Dawn, who was then program director for the American Hunter/Jumper Foundation and a competitor in the under-35 amateur-owner division, had ridden with Rick sincer junior years. She found Osczar "quiet, simple and straightforward to ride." But his very talent--as well as the contrast between him and Clandestine, the black Thoroughbred she started riding in the amateurs at about the same time--made the big warmblood a challenge for her.
"Osczar respects the jumps very much; that's what makes him jump so high," Dawn said. "But he's a worrier who wants a secure, consistent ride. If you make a normal kind of mistake on him--such as waiting and adding strides--he gets nervous and backs off." Clandestine, on the other hand, although "not a particularly quiet horse," was less threatened by that kind of mistake.
Willing to Wait--And Work
Trust in her trainer and belief in a system that "puts the horse first" kept Dawn comfortable with watching Osczar from ringside and working to raise her skills to his level, while Rick rode him in the green working and green conformation divisions for the next couple of years.
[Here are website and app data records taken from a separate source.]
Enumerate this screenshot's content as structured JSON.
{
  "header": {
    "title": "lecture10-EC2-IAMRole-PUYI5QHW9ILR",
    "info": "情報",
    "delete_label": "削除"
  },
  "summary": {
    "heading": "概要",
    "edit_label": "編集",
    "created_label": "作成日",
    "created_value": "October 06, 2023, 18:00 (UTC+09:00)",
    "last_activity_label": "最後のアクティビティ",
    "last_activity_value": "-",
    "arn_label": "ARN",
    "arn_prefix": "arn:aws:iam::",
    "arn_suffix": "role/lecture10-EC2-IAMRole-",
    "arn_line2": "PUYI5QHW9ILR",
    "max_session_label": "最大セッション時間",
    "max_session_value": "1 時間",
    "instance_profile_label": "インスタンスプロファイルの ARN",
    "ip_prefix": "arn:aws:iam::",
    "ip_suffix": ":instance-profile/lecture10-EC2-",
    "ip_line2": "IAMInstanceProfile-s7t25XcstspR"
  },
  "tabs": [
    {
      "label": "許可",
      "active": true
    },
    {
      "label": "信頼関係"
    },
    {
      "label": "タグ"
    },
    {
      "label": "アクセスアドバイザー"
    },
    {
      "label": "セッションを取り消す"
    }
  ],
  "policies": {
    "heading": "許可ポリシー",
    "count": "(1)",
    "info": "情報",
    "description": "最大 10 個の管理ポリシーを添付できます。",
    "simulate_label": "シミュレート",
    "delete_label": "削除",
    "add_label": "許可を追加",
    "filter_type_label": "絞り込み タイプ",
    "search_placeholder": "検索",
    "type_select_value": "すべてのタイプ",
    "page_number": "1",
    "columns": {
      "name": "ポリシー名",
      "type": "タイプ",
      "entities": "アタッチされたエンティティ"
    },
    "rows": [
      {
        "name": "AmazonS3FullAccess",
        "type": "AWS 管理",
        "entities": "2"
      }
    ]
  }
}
"Rick told me I'd never be able to stay with Osczar's big arc in the air or keep him going forward to the jumps unless I got stronger, which would give me more finesse and technique," Dawn says. "So I started working out at the gym with leg weights two or three times a week."
"For a long time, it was a frustrating process," adds Rick. "Everyone Dawn talked to told her how good Osczar was and asked why she wasn't riding him more. She was riding at a pretty good level herself, but on some days she could feel like a beginner on Osczar. He's a big, powerful horse, more like a truck than a sedan, but sensitive in his own way--if you ride him too hard, that scares him.
Fortunately, Dawn has a great work ethic; she's made a huge effort to build the strength and skills she needs to ride him well. Meanwhile, she's loved seeing him go in the ring and be happy and talented at something--nearly as much as she likes riding him herself."
Osczar's early showing program with Rick was based on "not expecting him to win," Rick says. "He always had a magnificent jump--you'd say, 'That's a really special horse,' even while you knew he couldn't win that day. You have to create his canter--but if you get too aggressive, he overreacts, goes way past where he wants to be at the jump, scares himself, and jumps up too high or changes lead. I can't tell you how many classes he lost by changing leads in the middle of the in-and-out, just getting ready to jump the second element."
Because Osczar already had the desire and the talent to jump well, the answer wasn't more schooling or extra showing, but time. "I'm a believer that you don't try to win every class. It should be a progressio," Rick says. "As he grew up and got a notch more relaxed, the mistakes began to go away."
By 1996, there could be no doubt how special Osczar was. One year after winning the green conformation championship at the 1995 Pennsylvania National Horse Show in Harrisburg, he came back to take reserve champion in the regular working division. During the same indoor season, he won regular working championships at the Capital Challenge and Washington International shows with Rick.
With Dawn, who'd begun showing him regularly, Osczar was reserve champion in the younger amateur/owners at the Capital Challenge, where Dawn earned the show's overall high-score award. The following year, competing with Rick in the regular working hunter division at 1997 Capital Challenge, Osczar made hunter-ring history with a round that scored a perfect 100 and drew a standing applause from the panel of judges.
This article is excerpted from "Keep the Jump Fresh" in the February 1998 issue of Practical Horseman magazine.